Vitamin D tablets and pills (AP Photo/Mark Lennihan)
During President Trump’s bout with coronavirus, along with the treatment he was given – notably the antiviral drug Remdesivir and the experimental Regeneron antibody cocktail – he also took a handful of over the counter supplements, including Vitamin D.
There has been growing interest in the sunshine vitamin and mounting evidence that it could potentially play a role in protecting against COVID-19.
University of Pennsylvania Nutrition Researcher (and UL graduate) Ronan Lordan recently helped pen a COVID-19 review, on the link between inflammation and how good nutrition may help to reduce it. He says the nutrients we do or don’t get, could play a role in how the immune system responds to COVID-19. But Lordan cautions that more research is still needed. Confirming that link, he says, is not the priority at the moment.
“The main scientists that are out there, like Dr. [Anthony] Fauci, they're not giving a whole lot of credence to this right now. And the reason is because we need to focus on vaccines and the preventatives that we know work, like washing your hands, social distancing and so on,” said Lordan. “For scientists of course, this is a really interesting rabbit hole to go down because it's cheap and could be effective.”
There is burgeoning research out of the University of Chicago on a potential link between Vitamin D deficiency and worse COVID-19 outcomes.
Dr. David Meltzer, chief of hospital medicine for the the University of Chicago who authored the study, said he and his colleagues looked at the records of patients coming into the hospital for COVID-19 tests to see if there was a correlation.
“What I discovered is that, controlling for race and body weight and comorbidities,” Meltzer said. “That patients who were Vitamin D deficient had a 77% increase in the likelihood of testing positive for COVID if they were Vitamin D deficient.”

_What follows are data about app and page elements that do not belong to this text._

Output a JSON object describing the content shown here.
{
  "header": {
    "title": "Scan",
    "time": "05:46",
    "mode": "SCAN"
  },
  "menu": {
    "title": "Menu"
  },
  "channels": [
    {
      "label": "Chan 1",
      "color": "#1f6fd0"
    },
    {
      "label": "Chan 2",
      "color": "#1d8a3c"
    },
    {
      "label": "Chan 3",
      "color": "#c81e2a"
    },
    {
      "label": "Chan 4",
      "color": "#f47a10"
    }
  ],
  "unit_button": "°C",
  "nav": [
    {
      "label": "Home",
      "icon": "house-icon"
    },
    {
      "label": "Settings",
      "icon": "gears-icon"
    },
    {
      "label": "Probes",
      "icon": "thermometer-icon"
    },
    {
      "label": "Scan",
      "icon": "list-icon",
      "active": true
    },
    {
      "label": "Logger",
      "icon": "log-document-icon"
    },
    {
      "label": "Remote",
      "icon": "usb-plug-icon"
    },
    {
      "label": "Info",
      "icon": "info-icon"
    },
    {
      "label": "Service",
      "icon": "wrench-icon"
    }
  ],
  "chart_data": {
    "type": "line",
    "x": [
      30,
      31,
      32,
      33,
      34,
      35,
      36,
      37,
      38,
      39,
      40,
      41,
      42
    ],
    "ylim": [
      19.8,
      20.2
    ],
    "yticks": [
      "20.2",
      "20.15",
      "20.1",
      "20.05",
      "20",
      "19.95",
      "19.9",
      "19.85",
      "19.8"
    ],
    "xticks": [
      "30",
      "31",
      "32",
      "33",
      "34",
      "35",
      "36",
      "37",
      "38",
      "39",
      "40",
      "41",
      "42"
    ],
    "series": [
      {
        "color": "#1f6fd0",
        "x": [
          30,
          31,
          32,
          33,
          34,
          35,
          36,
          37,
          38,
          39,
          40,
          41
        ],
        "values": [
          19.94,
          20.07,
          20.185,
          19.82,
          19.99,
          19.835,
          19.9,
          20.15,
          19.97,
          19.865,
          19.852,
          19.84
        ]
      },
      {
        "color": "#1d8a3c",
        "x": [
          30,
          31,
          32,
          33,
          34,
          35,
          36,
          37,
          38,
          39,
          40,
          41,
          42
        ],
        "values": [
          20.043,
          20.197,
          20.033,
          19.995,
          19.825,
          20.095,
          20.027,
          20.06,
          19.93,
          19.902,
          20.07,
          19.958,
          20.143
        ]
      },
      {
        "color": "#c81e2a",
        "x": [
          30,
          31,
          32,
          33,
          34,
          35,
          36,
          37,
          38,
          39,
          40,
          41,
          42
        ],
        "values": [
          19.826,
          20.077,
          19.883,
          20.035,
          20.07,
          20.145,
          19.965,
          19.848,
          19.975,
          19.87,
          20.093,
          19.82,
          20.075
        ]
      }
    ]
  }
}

Meltzer believes his work supports previous research done showing that Vitamin D can be protective against respiratory illnesses. He says Vitamin D can control genes that influence the immune system, strengthening its ability to fight against pathogens it has never seen before.

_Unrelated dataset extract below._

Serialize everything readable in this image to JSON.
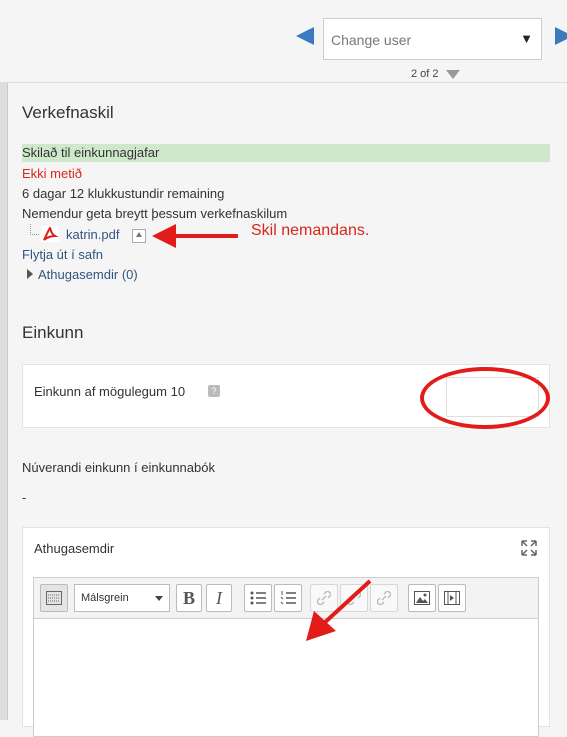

“It also has been shown to play a role in adaptive immunity, which is your ability to mount an enhanced immune response when you're exposed again to something you have seen before then or in response to a pathogen. And then finally, Vitamin D has been shown to play a role in immunomodulation, which is preventing the immune system from becoming hyperactive,” said Meltzer.
Meltzer is referring to a hallmark of COVID-19 illnesses, the “cytokine storm,” or a similar type of overreaction of the immune system known to cause extensive inflammation, which can damage the lungs and other organs.
Source: Spectrum news